Fact: There are a number of different factors that conclude the value of a home; these factors include location, condition, improvements, amenities, and market trends. There's no real way to get all of this information from just inspecting the property from the outside.
Myth: Considering that the consumer is the party who provides the funding to pay for the appraisal when applying for a loan for any real estate transaction, by law the appraisal is theirs.
Fact: Legally, the document is owned by the lender unless the lender relinquishes their interest in the report. However, consumers must be supplied with a copy of the report upon written request, due to the Equal Credit Opportunity Act.
Myth: It doesn't concern consumers what's in the appraisal so long as it meets the necessities of their lending agency.

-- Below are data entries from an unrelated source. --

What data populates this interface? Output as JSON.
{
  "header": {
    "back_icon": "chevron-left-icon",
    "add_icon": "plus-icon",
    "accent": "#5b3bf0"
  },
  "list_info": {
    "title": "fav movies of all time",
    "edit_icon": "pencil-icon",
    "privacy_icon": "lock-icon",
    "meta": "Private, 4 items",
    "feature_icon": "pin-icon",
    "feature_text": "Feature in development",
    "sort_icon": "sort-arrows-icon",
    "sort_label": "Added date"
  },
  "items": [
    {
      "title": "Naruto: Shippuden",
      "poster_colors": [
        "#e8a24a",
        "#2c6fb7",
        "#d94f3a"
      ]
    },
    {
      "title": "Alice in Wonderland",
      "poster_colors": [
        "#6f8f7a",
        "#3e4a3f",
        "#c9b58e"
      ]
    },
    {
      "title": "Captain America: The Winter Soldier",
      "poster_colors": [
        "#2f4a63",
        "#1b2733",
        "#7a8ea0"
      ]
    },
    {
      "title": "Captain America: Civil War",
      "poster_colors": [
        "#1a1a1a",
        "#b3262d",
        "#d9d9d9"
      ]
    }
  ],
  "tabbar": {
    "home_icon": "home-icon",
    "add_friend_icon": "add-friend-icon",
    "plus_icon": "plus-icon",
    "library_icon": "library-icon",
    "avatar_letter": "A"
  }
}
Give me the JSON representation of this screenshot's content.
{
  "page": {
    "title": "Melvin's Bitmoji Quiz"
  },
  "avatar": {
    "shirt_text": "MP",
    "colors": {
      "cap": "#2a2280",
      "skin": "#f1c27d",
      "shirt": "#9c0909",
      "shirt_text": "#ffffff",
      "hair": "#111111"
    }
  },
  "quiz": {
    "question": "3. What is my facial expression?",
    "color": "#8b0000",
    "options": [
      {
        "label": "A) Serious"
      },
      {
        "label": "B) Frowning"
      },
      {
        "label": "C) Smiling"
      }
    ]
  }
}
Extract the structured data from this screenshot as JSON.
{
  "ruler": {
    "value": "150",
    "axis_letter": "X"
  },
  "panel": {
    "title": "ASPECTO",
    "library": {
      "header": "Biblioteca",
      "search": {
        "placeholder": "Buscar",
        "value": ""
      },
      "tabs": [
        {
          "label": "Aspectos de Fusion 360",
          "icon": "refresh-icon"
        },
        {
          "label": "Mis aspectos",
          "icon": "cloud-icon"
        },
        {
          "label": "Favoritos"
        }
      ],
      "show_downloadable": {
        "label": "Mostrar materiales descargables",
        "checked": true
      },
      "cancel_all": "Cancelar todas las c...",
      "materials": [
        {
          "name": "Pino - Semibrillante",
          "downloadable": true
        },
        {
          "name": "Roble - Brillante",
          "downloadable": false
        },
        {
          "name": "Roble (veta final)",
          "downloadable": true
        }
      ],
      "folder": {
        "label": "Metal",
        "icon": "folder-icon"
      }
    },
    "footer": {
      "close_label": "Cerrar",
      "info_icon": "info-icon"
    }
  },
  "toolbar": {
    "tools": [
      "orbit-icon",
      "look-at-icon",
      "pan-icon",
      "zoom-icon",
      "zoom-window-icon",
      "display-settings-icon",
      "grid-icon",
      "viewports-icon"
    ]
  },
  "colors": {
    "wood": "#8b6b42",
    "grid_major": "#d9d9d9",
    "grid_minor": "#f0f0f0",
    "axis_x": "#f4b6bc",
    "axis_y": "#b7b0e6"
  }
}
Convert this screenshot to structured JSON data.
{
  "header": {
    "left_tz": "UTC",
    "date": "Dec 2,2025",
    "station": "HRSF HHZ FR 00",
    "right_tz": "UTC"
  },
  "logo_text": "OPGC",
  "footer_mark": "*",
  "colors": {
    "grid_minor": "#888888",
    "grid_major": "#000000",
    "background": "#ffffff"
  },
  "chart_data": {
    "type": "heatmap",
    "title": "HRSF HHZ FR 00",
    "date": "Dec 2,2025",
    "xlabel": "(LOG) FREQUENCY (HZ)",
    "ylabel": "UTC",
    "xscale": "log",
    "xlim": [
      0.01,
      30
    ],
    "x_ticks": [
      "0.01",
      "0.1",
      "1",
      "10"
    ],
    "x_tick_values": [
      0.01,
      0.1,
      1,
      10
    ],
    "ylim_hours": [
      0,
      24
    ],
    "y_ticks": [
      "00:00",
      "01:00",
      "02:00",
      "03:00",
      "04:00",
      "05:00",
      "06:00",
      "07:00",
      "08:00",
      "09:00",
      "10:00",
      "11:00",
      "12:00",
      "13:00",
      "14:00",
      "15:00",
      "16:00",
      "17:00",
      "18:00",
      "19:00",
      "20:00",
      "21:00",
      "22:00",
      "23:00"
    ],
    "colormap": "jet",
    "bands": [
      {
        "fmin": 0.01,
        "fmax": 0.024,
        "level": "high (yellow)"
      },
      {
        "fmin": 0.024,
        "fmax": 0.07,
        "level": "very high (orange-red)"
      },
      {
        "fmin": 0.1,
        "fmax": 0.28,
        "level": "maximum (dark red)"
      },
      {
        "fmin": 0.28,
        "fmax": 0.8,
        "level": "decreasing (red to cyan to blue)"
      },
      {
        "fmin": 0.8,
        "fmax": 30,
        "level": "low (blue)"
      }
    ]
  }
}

Fact: Only if consumers check out a copy of their report can they double-check its accuracy and possibly need to question the result. Remember, this is probably the most expensive and important investment a consumer will ever make. There is a wealth of data contained in an report that can be useful to the home buyer in the future, such as the legal and physical description of the property, square footage measurements, list of comparable properties in the neighborhood, neighborhood description and a narrative of current real-estate activity and/or market trends in the area.
Myth: There is no reason to order an appraisal unless you are trying to get an assessment of the worth of a property during a sales transaction involving a lending agency.
Fact: Appraisers can have many varied qualifications and designations which allow them to perform a series of different services including - but definitely not limited to - advice on estate planning, tax assessment, zoning, dispute resolution in many different legal situations and cost analysis.
Myth: An appraisal report is no different than a home inspection report.
Fact: An appraisal does not serve the same purpose as an inspection. The appraiser forms an opinion of value in the appraisal process and resulting appraisal report. The task of a home inspector is to approximate the condition of the house and its major components, then create a report on their findings.